There are no hidden fees or charges with ULIPs.
ULIPs give policyholders a great deal of freedom. You can change your fund allocations as your financial goals, risk appetite, and other factors change.
Section 80C and Section 10(10D) of the Internal Revenue Code both apply to ULIPs. As a result, you can deduct both your premium payments and your returns from your taxes.
Mitigation Of Risk
Professional fund managers handle your funds, reducing the dangers of stock market investing. As a result, ULIPs are an excellent option for investors who wish to benefit from the stock market's profits but don't want to invest in them separately.
Cons Of Buying ULIPs
The following are some of the disadvantages of purchasing a ULIP:
There may be other expenses in addition to mortality. These fees will deplete your profits once more.
For example, all top-up premiums paid are subject to a 2% one-time premium allocation charge. This equates to 2% of your premium is paid in advance. You don't have to be so ruthless with your cash.
Your Top-Up Premium Isn't An Investment In The Traditional Sense
And many of us are under the sense that something isn't as it seems.
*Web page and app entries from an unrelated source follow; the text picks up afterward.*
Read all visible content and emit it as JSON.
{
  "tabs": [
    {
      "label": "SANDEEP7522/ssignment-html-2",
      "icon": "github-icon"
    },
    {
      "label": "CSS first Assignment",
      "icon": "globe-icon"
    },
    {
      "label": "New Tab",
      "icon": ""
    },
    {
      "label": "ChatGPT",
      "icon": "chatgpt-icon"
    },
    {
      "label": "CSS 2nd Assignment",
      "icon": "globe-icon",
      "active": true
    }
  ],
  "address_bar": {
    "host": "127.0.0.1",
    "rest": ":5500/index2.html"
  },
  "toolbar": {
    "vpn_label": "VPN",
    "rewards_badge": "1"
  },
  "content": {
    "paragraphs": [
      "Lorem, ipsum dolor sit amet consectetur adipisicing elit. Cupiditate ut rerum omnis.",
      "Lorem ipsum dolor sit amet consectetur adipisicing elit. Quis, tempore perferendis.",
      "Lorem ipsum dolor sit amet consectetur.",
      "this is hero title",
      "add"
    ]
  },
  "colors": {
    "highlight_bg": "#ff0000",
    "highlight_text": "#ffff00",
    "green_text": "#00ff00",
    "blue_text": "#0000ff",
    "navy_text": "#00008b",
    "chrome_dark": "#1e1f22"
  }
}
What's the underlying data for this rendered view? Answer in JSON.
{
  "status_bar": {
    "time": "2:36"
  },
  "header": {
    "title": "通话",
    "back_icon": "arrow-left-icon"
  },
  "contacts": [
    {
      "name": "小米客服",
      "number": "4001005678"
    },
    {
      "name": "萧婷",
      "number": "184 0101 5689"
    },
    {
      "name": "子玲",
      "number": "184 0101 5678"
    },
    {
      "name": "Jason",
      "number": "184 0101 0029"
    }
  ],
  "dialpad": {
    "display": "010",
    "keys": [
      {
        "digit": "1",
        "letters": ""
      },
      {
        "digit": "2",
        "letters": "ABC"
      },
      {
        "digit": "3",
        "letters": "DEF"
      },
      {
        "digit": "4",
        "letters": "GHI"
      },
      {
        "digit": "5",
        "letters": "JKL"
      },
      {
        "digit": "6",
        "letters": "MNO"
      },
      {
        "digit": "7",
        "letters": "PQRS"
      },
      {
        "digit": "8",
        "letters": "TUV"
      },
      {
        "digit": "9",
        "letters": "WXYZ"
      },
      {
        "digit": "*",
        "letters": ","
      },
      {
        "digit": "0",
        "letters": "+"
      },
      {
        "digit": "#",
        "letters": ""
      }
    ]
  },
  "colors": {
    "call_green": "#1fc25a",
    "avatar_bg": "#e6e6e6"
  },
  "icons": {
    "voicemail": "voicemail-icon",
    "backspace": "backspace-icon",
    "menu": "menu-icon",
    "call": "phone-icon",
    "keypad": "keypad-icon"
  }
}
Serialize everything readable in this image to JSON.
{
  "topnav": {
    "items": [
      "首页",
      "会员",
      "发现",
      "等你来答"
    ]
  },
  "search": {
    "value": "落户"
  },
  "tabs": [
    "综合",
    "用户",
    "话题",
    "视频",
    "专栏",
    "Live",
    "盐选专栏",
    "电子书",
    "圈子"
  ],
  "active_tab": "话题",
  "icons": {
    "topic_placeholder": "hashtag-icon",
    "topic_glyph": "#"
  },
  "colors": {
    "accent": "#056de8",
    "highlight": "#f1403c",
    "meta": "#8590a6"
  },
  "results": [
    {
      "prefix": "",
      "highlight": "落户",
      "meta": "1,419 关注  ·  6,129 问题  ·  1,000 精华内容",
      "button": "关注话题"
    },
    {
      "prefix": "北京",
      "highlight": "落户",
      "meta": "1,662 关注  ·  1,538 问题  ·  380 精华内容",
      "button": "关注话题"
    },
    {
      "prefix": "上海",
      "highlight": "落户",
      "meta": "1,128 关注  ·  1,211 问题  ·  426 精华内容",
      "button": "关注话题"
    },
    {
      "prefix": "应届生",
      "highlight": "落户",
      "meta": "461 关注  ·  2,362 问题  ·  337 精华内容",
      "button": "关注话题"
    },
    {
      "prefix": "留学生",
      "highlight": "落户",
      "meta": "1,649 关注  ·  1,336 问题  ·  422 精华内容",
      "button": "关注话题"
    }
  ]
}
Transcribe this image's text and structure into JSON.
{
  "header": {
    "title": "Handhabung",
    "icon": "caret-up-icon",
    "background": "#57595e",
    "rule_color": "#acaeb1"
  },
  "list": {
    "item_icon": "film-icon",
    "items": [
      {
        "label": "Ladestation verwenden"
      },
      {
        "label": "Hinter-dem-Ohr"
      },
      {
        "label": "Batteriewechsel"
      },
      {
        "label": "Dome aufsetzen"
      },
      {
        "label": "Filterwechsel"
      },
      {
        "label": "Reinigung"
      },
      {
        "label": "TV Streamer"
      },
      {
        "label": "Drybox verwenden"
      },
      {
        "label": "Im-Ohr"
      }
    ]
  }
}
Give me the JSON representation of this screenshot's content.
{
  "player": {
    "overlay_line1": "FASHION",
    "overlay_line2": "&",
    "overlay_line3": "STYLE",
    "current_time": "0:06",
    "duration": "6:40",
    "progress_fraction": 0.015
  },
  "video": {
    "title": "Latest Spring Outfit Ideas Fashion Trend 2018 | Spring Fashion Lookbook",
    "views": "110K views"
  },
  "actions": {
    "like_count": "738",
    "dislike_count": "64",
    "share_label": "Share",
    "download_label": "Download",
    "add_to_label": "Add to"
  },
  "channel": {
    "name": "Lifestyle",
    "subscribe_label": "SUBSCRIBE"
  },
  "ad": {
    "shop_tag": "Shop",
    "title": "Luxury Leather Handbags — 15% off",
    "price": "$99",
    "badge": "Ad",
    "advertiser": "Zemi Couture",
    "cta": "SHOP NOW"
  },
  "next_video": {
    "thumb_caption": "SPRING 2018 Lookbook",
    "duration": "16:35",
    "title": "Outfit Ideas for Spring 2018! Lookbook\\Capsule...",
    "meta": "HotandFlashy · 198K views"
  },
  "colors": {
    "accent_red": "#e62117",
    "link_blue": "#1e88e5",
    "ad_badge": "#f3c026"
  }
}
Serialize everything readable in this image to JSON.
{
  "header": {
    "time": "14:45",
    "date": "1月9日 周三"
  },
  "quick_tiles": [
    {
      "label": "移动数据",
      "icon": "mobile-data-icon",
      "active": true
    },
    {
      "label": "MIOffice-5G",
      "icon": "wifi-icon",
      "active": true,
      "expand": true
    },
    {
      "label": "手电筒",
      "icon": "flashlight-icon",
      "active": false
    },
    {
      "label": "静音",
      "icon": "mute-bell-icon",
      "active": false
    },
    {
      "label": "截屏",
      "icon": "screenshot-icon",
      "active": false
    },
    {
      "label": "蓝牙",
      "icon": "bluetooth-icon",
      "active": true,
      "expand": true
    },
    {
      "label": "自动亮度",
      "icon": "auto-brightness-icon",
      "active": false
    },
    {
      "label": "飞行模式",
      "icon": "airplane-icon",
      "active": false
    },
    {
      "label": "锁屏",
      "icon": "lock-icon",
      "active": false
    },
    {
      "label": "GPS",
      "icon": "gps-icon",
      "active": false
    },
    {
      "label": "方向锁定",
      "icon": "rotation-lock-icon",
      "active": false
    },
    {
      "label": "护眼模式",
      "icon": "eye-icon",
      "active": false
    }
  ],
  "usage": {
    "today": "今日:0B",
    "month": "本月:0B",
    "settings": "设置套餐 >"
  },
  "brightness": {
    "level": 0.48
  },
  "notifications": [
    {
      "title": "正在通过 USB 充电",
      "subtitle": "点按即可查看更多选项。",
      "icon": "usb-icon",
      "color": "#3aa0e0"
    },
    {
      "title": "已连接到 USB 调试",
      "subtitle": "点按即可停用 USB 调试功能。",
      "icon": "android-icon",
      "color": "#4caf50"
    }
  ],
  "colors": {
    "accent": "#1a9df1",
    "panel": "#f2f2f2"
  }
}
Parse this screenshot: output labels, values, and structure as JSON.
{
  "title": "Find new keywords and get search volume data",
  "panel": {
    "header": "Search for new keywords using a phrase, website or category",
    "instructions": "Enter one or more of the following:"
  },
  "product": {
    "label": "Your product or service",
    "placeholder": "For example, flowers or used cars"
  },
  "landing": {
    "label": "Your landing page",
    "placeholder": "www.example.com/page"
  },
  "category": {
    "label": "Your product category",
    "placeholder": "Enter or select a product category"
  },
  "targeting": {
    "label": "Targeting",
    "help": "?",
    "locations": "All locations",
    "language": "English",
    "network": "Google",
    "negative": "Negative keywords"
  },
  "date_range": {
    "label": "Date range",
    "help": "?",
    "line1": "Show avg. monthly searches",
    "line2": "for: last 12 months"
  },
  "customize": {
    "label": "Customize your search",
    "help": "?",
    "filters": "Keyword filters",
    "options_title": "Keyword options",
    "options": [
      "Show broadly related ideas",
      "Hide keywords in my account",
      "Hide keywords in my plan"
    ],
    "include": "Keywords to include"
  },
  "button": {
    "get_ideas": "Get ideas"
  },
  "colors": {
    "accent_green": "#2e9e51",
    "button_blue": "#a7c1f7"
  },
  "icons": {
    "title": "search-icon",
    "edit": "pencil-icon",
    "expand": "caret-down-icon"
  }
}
Top-up premiums must be thought of as a single premium ULIP purchase. The IRDA Unit Linked Insurance Product Regulations, 2013, state that this is the case.
As a result, you'll need to buy an additional Sum Assured, which means you'll need to buy more life insurance. If you're under 45 years old, your minimum Sum Assured is 125 percent of the single premium (top-up premium), and if you're 45 years old or older, your minimum Sum Assured is 110 percent of the top-up premium. In a previous post, we explored how buying life insurance comes with a price tag in the form of additional mortality charges.
Extra Fees And Commissions
When we compare the costs of ULIPs to the costs of other insurance and investment plans, we find that they are too high. They charge about 40% in commission on ULIPs, which is excessive. However, if we consider the commission rate for the other plans, they will only earn 2-5 percent from commissions. As a result, we may conclude that, as compared to other plans, ULIPs are extremely costly.
In comparison to mutual funds and other investment options, ULIPs are more complicated. Many charges are involved in ULIP funds, and these charges are deducted from the premium amount. Mutual Funds, on the other hand, do not charge a lot of fees because they only allow for stock market investments, not risk management strategies.
A ULIP is a financial product that combines insurance and investment. A portion of the premium is used to provide insurance coverage to the policyholder, while the rest is invested in debt and equity securities. The use of money (for debit and equity investment) from the pool of premiums is similar to that of mutual funds in this scenario. The parallels don't stop there. A ULIP, like mutual funds, has several units assigned to it, and the idea of Net Asset Value (NAV) applies here as well.
Disclaimer: This article is issued in the general public interest and meant for general information purposes only. Readers are advised not to rely on the contents of the article as conclusive in nature and should research further or consult an expert in this regard.